Explain the possible reasoning why Maya’s behavior is different as a charge nurse vs. a being a clinical nurse. (Performance eval or motivation issues?)

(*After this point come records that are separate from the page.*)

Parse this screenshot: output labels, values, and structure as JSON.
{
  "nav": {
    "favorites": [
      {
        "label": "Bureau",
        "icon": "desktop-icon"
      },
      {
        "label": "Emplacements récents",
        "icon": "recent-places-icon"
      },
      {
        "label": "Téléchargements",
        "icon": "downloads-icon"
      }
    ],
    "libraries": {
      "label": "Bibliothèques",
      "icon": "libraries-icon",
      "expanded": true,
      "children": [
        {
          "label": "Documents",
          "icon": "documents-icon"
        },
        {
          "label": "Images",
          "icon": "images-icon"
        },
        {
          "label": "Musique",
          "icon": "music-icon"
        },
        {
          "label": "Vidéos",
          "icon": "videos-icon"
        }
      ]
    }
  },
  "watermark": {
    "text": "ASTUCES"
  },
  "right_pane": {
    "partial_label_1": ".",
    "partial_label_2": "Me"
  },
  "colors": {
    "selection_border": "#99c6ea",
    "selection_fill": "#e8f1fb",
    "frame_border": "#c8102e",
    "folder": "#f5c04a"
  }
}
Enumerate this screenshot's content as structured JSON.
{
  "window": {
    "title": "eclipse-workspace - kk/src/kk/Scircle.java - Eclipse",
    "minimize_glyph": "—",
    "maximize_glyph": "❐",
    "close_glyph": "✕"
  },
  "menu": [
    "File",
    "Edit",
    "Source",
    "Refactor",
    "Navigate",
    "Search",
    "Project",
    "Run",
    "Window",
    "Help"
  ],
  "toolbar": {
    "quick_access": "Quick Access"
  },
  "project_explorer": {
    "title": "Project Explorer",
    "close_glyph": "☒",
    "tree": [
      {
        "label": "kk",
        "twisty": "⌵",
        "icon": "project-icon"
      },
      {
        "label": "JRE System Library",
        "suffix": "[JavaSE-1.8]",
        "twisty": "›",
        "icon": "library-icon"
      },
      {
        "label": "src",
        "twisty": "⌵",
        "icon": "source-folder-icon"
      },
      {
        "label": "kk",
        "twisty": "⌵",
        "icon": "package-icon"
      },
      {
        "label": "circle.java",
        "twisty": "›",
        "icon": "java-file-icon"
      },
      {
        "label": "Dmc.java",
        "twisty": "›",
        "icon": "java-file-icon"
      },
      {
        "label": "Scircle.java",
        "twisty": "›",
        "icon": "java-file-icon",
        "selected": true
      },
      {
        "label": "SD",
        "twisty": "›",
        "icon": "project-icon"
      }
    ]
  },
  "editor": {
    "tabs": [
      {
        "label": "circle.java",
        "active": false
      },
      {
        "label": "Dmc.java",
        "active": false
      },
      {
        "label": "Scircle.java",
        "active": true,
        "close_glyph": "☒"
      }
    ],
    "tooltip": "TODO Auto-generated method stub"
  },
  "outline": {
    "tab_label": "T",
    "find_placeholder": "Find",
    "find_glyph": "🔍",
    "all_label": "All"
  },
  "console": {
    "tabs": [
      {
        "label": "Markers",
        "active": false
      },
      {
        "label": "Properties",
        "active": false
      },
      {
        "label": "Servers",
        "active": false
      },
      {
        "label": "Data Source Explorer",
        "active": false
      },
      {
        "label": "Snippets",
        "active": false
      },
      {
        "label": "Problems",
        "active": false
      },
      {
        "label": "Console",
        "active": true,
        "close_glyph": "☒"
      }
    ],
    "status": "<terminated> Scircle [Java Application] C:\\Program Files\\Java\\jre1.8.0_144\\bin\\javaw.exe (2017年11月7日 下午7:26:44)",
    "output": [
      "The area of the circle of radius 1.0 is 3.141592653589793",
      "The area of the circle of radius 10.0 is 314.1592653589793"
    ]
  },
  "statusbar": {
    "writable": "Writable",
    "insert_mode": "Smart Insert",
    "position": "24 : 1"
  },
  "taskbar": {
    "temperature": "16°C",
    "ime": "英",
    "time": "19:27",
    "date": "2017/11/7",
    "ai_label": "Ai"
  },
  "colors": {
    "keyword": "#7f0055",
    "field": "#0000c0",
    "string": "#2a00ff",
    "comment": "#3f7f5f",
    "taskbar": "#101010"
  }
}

Taking on the responsibility and role of being a charge nurse can make additional stressors in making sure the unit runs like a well-oiled machine. Initially, Maya may feel intimidated by the workload and responsibility of being a charge nurse, and if so, it is imperative that she recognizes this, speaks up, and feels comfortable seeking help and assistance when needed. There could be many reasons why Maya feels the way she does and it would be helpful to try to figure out what is going on from a professional standpoint but also from a friend’s point of view. Maya’s recent behavior change while she is a charge nurse could be related to a lack of motivation. “Motivation is the force within the individual that influences or directs behavior” (Marquis & Huston, 2021, p. 469). While it is true that she has previously proven herself to be an excellent clinical nurse, there is a possibility that she lacks the motivation to embrace the role of charge nurse. Motivation can occur intrinsically or extrinsically. Intrinsic motivation at work involves “putting effort into a job that is interesting and exciting” (Breed et al., 2020, para. 12). Extrinsic motivation involves one’s work behaviors being guided by if that behavior will result in reward or punishment (Marquis & Huston, 2021). Maya may not be intrinsically motivated. “This type of motivation is regulated by personal enjoyment, interest, or pleasure, and it involves the performance of an activity for the inherent satisfaction of the activity” (Breed et al., 2020, para. 12). When put into this situation, as Maya’s friend, i would feel comfortable coaching her on more appropriate ways of leading our team. Out of respect for Maya as a coworker and friend, when hearing other nurses comment negatively about her, it would be a good idea to maintain professionalism by putting a stop to it and encourage others to speak to her rather than discuss amongst each other. It appears that Maya does not enjoy the charge nurse role, so it manifests in her personality change when it is her turn to be charge. However, when Maya is in charge, she is also in the role of a leader, where she should practice the element of mastery, having the desire to be better through practice, repetition, and feedback (Sherman, 2016). Doing this step will help prevent a hostile work environment and encourage respect for Maya as a clinical nurse. This will also help Maya gain some confidence in her leadership abilities as right now her tension and anxiousness is making her appear otherwise. This could be due to her fear of not performing well in her role. As evidenced by how Maya speaks to the other staff members. When Maya is in charge, she could also approach the staff with openness and express a willingness for change and a willingness to receive feedback.